-- WORK INSTRUCTIONS --
All lines with the word "фінансової" in the material below are required.

-- DATA PROVIDED --
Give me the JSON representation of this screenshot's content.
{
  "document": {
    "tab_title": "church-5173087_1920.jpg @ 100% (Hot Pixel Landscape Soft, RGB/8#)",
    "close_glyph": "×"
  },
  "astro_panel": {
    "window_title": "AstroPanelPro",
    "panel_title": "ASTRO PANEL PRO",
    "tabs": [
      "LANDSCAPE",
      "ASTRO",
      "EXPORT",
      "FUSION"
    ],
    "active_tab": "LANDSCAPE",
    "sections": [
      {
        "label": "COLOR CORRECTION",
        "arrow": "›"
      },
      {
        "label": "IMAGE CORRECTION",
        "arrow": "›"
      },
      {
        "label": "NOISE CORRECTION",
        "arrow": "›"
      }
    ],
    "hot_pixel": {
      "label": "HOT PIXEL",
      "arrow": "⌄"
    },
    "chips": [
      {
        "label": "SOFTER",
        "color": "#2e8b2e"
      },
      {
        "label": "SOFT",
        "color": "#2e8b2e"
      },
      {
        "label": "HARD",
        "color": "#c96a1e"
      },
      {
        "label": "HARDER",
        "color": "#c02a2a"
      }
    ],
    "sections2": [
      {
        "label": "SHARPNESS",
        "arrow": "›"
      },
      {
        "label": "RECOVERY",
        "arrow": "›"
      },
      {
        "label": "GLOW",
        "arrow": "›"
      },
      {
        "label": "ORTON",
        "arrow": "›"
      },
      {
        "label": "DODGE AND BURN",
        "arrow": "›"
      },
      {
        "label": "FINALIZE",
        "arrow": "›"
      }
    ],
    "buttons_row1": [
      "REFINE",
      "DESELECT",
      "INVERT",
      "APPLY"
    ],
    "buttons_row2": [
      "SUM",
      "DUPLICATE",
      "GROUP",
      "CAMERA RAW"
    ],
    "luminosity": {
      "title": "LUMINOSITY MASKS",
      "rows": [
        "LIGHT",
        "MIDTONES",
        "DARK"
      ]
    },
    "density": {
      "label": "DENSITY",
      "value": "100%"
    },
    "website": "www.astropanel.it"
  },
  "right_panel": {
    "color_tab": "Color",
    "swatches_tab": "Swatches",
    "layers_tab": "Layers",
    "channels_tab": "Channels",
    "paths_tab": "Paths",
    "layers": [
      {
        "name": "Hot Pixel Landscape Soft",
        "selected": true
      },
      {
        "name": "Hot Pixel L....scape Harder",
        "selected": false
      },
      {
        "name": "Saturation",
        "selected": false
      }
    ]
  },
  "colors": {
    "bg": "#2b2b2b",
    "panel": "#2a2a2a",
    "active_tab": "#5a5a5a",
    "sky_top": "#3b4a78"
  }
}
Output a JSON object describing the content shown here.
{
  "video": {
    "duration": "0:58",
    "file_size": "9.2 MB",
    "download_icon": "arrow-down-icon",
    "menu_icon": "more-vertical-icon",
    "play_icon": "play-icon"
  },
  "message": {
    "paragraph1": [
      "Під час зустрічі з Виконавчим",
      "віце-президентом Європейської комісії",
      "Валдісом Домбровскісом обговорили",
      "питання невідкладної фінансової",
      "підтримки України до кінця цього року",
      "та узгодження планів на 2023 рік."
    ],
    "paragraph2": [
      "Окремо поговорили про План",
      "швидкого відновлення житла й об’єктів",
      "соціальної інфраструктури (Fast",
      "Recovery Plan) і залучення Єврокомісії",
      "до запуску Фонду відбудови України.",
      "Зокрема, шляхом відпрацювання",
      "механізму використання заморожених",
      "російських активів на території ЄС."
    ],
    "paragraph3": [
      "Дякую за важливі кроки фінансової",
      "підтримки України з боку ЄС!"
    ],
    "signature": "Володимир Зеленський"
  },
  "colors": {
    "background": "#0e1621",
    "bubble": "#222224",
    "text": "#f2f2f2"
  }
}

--

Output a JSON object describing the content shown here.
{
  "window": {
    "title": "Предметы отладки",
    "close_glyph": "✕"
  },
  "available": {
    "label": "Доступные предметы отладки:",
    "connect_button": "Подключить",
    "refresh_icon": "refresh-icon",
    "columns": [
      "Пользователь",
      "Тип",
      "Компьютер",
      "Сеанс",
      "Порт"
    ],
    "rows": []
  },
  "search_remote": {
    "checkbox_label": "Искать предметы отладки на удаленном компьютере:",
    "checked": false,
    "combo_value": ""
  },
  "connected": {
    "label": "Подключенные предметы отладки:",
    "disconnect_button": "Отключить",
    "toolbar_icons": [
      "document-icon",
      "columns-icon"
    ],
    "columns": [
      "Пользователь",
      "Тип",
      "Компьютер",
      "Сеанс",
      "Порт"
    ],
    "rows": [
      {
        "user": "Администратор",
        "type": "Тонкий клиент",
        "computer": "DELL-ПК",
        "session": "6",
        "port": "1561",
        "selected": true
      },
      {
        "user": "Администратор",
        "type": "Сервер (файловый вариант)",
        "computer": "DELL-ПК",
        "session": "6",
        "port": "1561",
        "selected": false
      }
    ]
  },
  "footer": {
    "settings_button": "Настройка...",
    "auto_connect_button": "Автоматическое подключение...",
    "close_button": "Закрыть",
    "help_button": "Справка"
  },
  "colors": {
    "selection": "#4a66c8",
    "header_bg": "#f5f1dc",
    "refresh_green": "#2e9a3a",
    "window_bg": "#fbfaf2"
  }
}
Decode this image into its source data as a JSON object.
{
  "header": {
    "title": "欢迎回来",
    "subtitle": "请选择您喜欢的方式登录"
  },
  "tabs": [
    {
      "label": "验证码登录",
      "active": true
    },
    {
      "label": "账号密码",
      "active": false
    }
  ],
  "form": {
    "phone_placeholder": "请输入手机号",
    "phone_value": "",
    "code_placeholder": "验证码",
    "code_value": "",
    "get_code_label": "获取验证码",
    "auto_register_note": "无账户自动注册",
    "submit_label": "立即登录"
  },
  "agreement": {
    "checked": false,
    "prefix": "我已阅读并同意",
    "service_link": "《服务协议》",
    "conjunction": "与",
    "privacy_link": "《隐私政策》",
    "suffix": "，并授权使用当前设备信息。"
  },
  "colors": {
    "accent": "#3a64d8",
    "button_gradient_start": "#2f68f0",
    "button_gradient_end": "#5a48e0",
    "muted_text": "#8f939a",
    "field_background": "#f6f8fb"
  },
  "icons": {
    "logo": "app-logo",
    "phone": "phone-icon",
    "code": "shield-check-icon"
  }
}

-- SOLUTION TO THIS TASK --
      "питання невідкладної фінансової",
      "Дякую за важливі кроки фінансової",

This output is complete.